She landed a Southwest plane after an engine exploded. She wasn’t supposed to be flying that day.

Capt. Tammy Jo Shults, the pilot who landed a Southwest Airlines plane last month after one of its engines exploded and blew a hole in the cabin, has been widely hailed as a hero for her calm nerves and steady leadership during the harrowing midflight ordeal.

But the way she describes it, the flight began just like any other day at the office.

“It was really like any other flying day,” Shults, 56, said in an interview with ABC News’s “20/20” that will air Friday.

Shults wasn’t even supposed to be flying the plane.

Her husband, Dean, also a Southwest pilot, had been scheduled to be Flight 1380’s captain, but the two had swapped shifts so she could attend their son’s track meet.

“Dean, being the amazing husband he is, said, ‘You go to the track meet; I’ll switch and take your trip.’ ” Shults said. “And so that’s why I was on the trip.”

She and her co-pilot, Officer Darren Ellisor, 44, a former Air Force pilot, said everything seemed normal as the flight took off from La Guardia Airport in New York. But it didn’t take long for the plane to find itself in trouble.

There was a jolt as the aircraft ascended to about 32,000 feet.

“We had a large bang and a rapid decompression. The aircraft yawed and banked to the left, a little over 40 degrees, and we had a very severe vibration from the number one engine that was shaking everything,” Ellisor said. “And that all kind of happened all at once.”

Shults, who was reportedly one of the first female fighter pilots for the U.S. Navy, said the trouble reminded her of some of the training she had done for the military.

“My first thoughts were actually, ‘Oh, here we go.’ Just because it seems like a flashback to some of the Navy flying that we had done,” she said.

The cockpit was so loud that she and Ellisor had to use hand signals to communicate.

They initially thought the problem might have been a seizure of the engine’s air but quickly realized their problems were more severe, as the plane had depressurized.

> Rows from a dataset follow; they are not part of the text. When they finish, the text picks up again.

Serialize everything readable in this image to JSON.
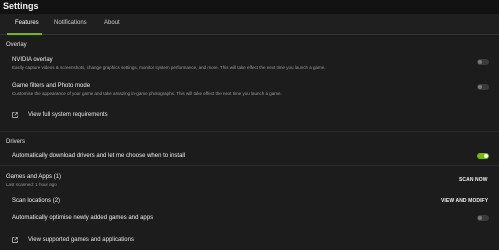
{
  "window": {
    "title": "Settings"
  },
  "tabs": [
    {
      "label": "Features",
      "active": true
    },
    {
      "label": "Notifications",
      "active": false
    },
    {
      "label": "About",
      "active": false
    }
  ],
  "overlay": {
    "heading": "Overlay",
    "nvidia_overlay": {
      "title": "NVIDIA overlay",
      "description": "Easily capture videos & screenshots, change graphics settings, monitor system performance, and more. This will take effect the next time you launch a game.",
      "enabled": false
    },
    "game_filters": {
      "title": "Game filters and Photo mode",
      "description": "Customise the appearance of your game and take amazing in-game photographs. This will take effect the next time you launch a game.",
      "enabled": false
    },
    "requirements_link": "View full system requirements"
  },
  "drivers": {
    "heading": "Drivers",
    "auto_download": {
      "title": "Automatically download drivers and let me choose when to install",
      "enabled": true
    }
  },
  "games": {
    "heading": "Games and Apps (1)",
    "last_scanned": "Last scanned: 1 hour ago",
    "scan_now": "SCAN NOW",
    "scan_locations": "Scan locations (2)",
    "view_modify": "VIEW AND MODIFY",
    "auto_optimise": {
      "title": "Automatically optimise newly added games and apps",
      "enabled": false
    },
    "supported_link": "View supported games and applications"
  },
  "colors": {
    "accent": "#76b900",
    "background": "#1c1c1c",
    "titlebar": "#121212"
  },
  "icons": {
    "external_link": "external-link-icon"
  }
}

Shults told air traffic control that they wanted to land the plane in Philadelphia. As the captain, she took over the controls to land the plane in Philadelphia, ABC reported.

“At that point, we really just — because of the noise and different things — we had to be flexible and just use things that we had learned in previous training,” she said. “And we kind of just split the cockpit, and I did flying and some of the outside talking, and he took care of everything else.”

Both pilots wore oxygen masks, ABC reported.

One passenger, Jennifer Riordan, a 43-year-old mother of two, was killed after she was partially pulled out of the plane’s window when the engine exploded. Passengers had pulled her back into the plane and attempted to resuscitate her, but she was pronounced dead at a Philadelphia hospital.

The Philadelphia medical examiner ruled the cause of death to be from blunt impact trauma to her head, neck and torso. Seven others suffered minor injuries.

After they landed, Shults walked back to check on the passengers and the flight attendants.

“My mother had told me, ‘If I’m flying, I want to know what’s going on.’ So I thought I would treat them like I would treat my own family,” she said.

Shults said she texted her family, including her 18-year-son, also a licensed pilot, when she landed.

“When I told [him] that I’d landed single engine in Philly safe on the ground, his immediate text back was, ‘That’s why Southwest gives you two,’ ” she said.

Shults said she was never worried about landing the plane safely.

“As long as you have altitude and ideas, you’re okay,” Shults said. “And we had both.”

VIEW SOURCE: The Washington Post